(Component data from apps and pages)
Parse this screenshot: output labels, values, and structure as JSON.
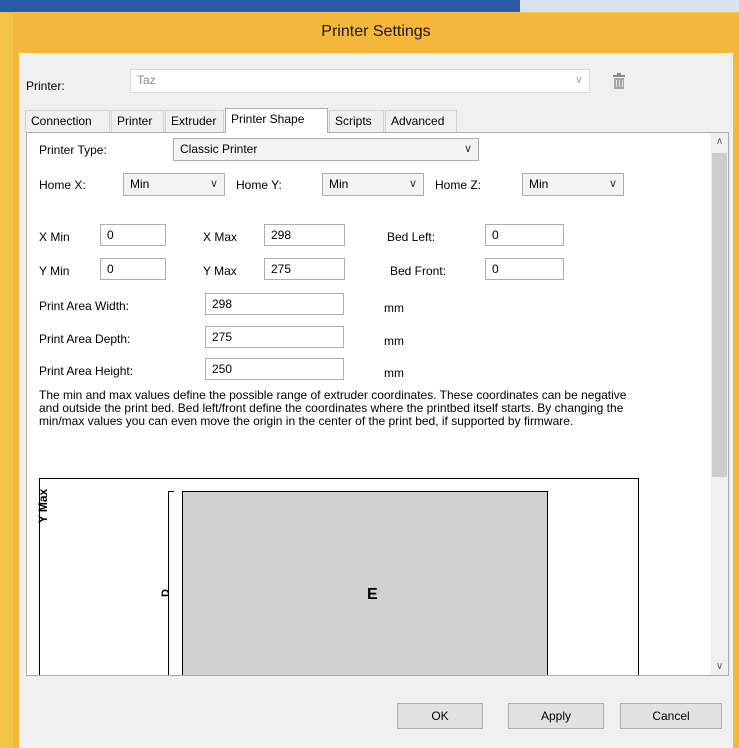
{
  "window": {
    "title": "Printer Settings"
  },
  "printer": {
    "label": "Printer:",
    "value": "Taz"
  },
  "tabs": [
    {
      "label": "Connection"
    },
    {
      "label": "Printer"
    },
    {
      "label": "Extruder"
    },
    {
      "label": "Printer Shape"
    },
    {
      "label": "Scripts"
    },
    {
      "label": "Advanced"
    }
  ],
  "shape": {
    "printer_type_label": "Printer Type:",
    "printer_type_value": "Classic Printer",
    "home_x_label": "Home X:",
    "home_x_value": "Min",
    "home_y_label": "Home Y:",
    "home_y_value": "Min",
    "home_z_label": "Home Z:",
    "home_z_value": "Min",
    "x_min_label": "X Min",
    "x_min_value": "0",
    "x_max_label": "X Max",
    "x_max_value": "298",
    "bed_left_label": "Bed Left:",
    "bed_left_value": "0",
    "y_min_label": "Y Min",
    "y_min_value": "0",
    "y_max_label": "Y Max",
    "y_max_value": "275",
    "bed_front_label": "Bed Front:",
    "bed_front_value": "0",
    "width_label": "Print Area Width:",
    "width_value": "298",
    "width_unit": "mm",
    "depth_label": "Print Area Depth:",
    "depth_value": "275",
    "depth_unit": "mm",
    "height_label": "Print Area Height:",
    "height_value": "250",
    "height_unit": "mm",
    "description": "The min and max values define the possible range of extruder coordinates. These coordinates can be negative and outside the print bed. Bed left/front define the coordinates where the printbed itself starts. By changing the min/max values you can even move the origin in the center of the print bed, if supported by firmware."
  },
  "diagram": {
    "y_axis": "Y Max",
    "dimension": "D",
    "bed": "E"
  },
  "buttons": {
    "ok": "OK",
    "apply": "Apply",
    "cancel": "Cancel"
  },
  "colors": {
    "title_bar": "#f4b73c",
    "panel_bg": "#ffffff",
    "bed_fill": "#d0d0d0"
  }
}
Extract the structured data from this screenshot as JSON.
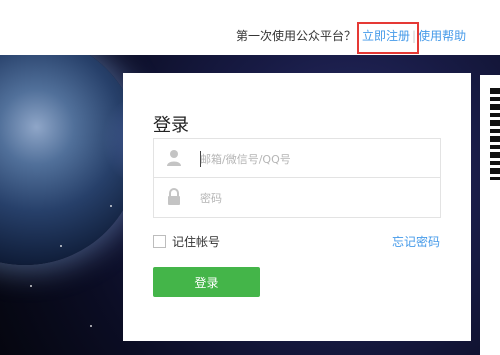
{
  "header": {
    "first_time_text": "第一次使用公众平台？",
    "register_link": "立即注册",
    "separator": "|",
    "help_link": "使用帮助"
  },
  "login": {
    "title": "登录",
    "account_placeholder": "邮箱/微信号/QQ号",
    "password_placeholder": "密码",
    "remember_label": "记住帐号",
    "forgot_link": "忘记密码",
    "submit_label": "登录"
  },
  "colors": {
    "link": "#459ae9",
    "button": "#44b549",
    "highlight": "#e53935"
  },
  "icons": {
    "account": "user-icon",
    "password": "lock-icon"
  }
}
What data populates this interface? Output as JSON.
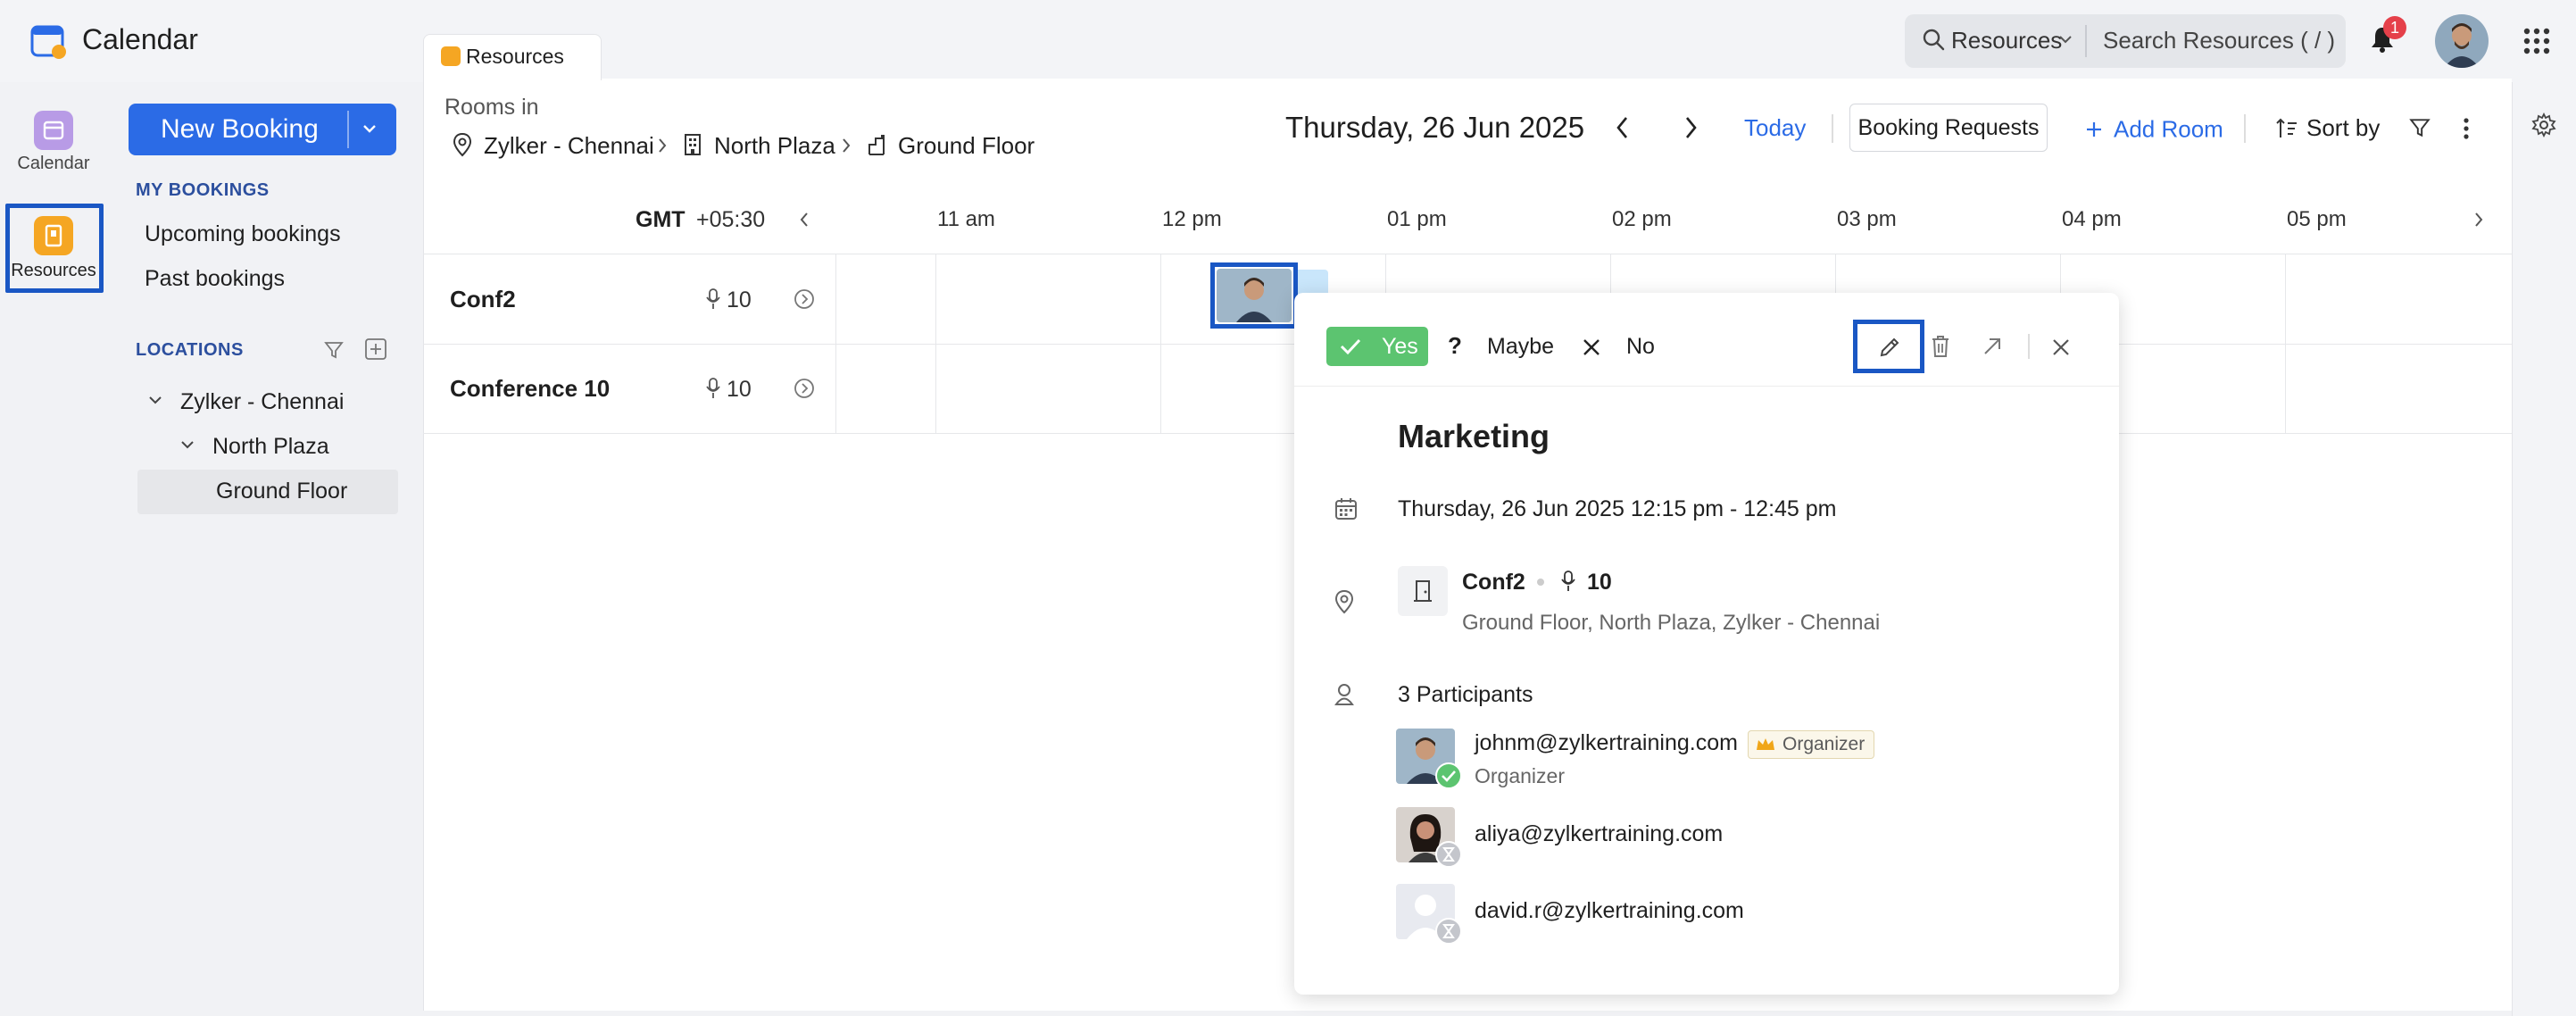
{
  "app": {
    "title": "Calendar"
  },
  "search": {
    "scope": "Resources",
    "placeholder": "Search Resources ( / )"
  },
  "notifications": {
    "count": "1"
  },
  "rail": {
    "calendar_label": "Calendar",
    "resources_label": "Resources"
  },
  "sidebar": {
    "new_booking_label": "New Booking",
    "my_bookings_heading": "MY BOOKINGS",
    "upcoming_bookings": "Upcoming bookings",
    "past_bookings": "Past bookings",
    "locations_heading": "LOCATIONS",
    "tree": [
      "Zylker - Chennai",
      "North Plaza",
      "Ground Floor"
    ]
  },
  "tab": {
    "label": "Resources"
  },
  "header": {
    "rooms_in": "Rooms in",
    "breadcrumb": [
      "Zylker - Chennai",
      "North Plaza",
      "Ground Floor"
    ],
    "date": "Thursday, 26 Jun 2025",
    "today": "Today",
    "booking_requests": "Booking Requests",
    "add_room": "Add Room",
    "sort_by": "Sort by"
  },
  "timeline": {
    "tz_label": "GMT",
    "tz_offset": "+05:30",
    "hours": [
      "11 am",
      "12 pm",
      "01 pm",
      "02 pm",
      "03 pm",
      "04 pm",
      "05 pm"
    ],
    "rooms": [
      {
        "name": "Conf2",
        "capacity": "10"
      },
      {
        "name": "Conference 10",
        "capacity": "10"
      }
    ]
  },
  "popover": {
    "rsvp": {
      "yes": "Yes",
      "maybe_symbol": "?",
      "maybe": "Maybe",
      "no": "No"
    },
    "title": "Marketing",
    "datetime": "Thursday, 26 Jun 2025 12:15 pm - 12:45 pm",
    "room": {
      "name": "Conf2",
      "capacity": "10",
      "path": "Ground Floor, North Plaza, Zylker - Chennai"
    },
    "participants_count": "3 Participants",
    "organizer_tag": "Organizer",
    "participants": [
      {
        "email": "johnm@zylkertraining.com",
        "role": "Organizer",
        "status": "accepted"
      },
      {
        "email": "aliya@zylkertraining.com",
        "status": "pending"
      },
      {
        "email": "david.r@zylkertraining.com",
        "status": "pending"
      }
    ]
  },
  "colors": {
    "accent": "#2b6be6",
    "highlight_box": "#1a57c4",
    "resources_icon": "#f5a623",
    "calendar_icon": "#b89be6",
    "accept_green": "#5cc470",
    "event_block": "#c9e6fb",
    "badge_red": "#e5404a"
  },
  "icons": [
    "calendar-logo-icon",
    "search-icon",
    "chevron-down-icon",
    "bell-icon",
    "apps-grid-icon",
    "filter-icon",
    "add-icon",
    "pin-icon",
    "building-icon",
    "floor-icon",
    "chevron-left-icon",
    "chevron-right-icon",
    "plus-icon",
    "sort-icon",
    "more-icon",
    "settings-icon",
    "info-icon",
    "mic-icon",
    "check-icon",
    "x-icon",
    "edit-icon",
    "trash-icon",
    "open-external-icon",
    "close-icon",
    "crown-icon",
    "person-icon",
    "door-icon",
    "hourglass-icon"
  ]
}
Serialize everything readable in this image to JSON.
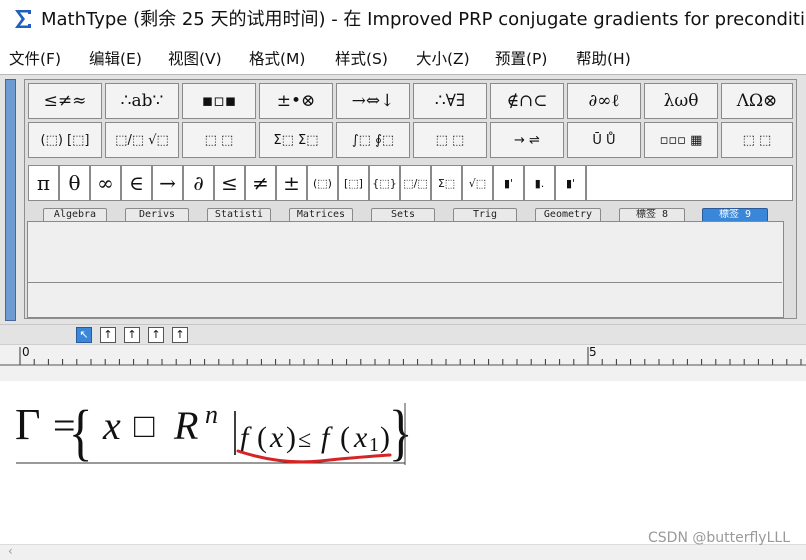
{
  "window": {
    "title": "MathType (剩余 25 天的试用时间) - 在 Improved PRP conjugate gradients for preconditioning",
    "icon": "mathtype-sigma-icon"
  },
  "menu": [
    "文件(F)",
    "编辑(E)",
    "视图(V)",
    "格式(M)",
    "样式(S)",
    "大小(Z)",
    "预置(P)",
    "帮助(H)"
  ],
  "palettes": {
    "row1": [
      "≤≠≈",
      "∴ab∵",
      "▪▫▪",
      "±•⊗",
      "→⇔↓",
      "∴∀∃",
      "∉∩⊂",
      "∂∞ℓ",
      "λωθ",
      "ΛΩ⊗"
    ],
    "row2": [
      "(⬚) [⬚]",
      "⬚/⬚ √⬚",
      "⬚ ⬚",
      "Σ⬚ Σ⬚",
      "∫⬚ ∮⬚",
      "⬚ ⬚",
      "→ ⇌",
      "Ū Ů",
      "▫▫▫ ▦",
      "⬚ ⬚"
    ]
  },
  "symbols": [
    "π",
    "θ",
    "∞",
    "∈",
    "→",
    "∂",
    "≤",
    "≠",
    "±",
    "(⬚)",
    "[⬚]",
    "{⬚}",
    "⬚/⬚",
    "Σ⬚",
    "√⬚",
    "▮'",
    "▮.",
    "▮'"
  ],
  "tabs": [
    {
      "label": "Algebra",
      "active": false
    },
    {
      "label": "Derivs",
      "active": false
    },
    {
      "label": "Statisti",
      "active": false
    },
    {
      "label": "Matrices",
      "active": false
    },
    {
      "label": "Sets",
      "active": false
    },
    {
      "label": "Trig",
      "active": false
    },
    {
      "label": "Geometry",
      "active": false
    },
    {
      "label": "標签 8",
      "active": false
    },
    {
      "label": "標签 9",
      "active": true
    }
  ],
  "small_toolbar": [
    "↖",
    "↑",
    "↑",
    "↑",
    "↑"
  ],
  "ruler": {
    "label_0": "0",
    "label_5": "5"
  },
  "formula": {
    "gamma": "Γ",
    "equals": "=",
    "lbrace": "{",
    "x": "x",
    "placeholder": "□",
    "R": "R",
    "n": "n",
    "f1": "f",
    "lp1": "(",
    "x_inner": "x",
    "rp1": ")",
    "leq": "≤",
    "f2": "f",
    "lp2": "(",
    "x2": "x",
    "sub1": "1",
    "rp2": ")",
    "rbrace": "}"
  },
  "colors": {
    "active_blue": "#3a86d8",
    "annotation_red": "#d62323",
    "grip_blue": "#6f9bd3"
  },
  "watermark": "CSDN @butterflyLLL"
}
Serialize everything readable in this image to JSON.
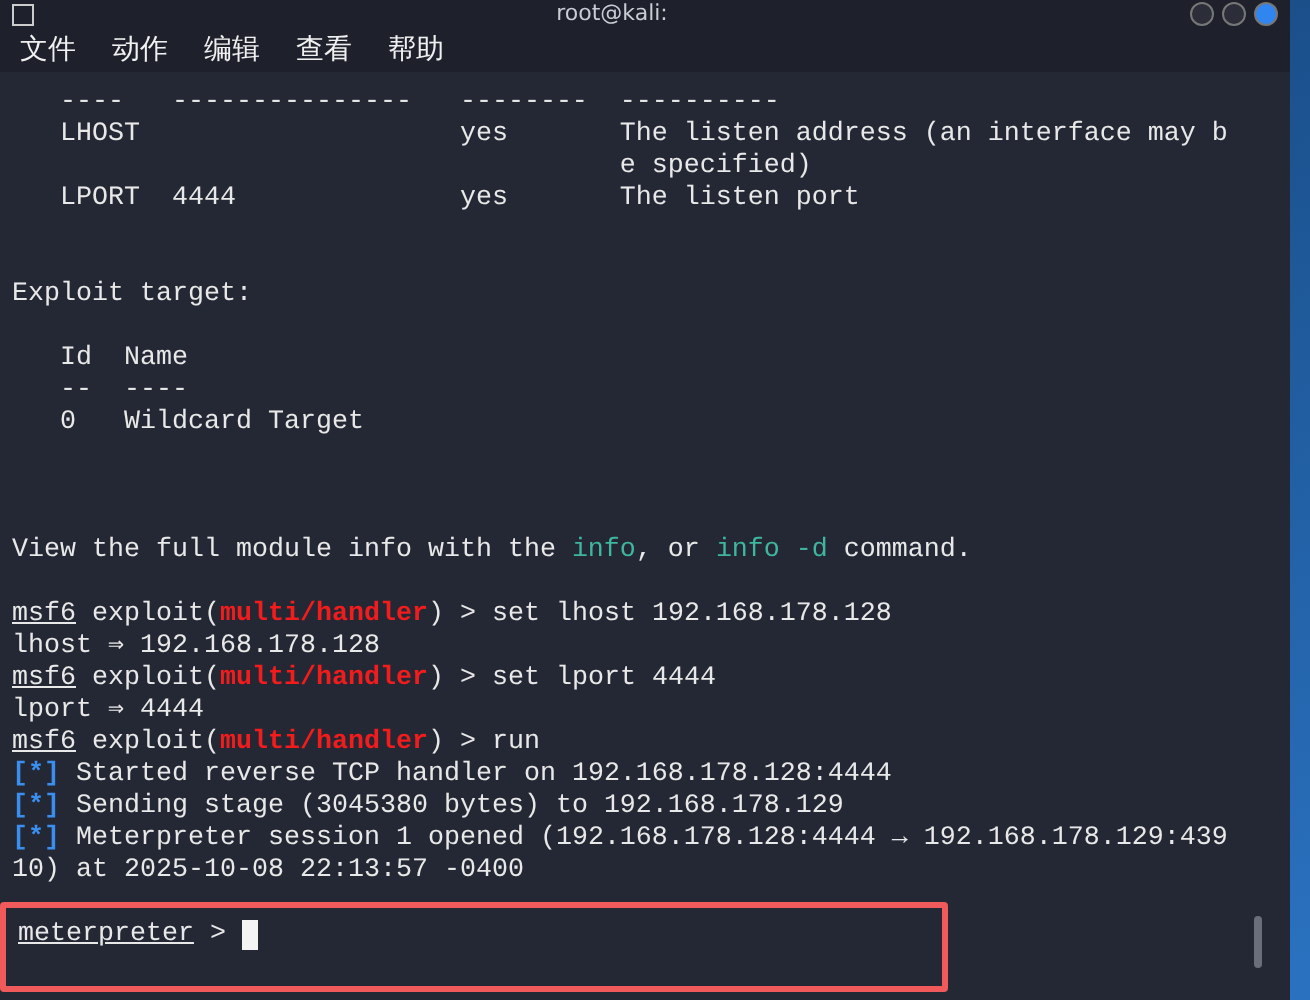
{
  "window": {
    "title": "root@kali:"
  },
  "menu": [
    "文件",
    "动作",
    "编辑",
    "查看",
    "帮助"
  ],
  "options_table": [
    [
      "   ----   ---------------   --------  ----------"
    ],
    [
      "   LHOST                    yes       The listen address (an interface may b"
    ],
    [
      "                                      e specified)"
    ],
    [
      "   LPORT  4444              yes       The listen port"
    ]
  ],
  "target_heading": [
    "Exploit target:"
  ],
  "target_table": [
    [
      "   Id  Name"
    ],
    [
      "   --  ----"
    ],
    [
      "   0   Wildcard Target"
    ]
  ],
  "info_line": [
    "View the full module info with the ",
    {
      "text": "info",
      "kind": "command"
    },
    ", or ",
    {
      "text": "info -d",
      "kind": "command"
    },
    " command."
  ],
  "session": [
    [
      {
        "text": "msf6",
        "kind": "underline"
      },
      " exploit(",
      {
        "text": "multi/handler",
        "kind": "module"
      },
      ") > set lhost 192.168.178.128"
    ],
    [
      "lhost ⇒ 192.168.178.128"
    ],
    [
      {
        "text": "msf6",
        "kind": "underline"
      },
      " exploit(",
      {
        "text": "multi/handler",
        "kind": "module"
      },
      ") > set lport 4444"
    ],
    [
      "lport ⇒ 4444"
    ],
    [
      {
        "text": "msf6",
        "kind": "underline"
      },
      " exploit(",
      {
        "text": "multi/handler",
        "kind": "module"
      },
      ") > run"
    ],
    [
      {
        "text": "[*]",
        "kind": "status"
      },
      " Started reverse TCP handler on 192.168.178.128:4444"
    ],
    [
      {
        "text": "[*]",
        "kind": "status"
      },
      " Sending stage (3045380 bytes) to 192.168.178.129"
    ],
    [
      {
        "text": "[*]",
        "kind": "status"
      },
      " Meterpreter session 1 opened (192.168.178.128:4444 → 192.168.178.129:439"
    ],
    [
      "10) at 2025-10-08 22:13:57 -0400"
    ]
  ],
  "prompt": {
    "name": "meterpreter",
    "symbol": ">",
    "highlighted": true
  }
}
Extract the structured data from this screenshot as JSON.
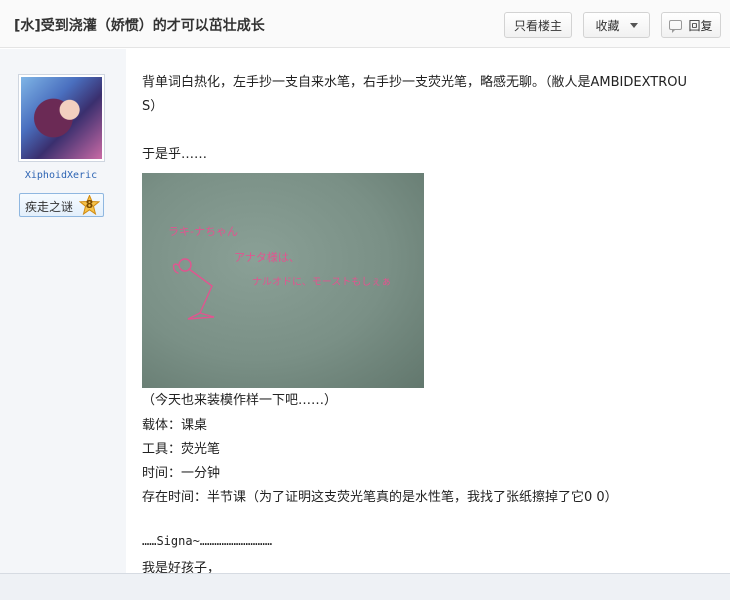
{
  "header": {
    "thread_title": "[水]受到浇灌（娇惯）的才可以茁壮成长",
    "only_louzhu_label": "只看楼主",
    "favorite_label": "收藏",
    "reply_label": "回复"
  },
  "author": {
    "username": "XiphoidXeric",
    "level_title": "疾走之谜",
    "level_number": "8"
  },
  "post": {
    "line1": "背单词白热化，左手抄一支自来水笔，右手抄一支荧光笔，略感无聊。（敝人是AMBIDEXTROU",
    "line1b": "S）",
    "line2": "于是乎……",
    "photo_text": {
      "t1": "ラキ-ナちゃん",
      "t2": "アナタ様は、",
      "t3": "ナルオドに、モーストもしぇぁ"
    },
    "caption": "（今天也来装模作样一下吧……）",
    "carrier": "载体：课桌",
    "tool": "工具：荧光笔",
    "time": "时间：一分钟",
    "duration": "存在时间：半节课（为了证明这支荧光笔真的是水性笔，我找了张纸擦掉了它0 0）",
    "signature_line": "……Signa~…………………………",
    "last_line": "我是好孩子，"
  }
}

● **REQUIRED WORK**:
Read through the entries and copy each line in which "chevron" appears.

● **ANSWER SPACE**:
    "chevron-down-icon",
    "chevron-left-icon",
    "chevron-right-icon",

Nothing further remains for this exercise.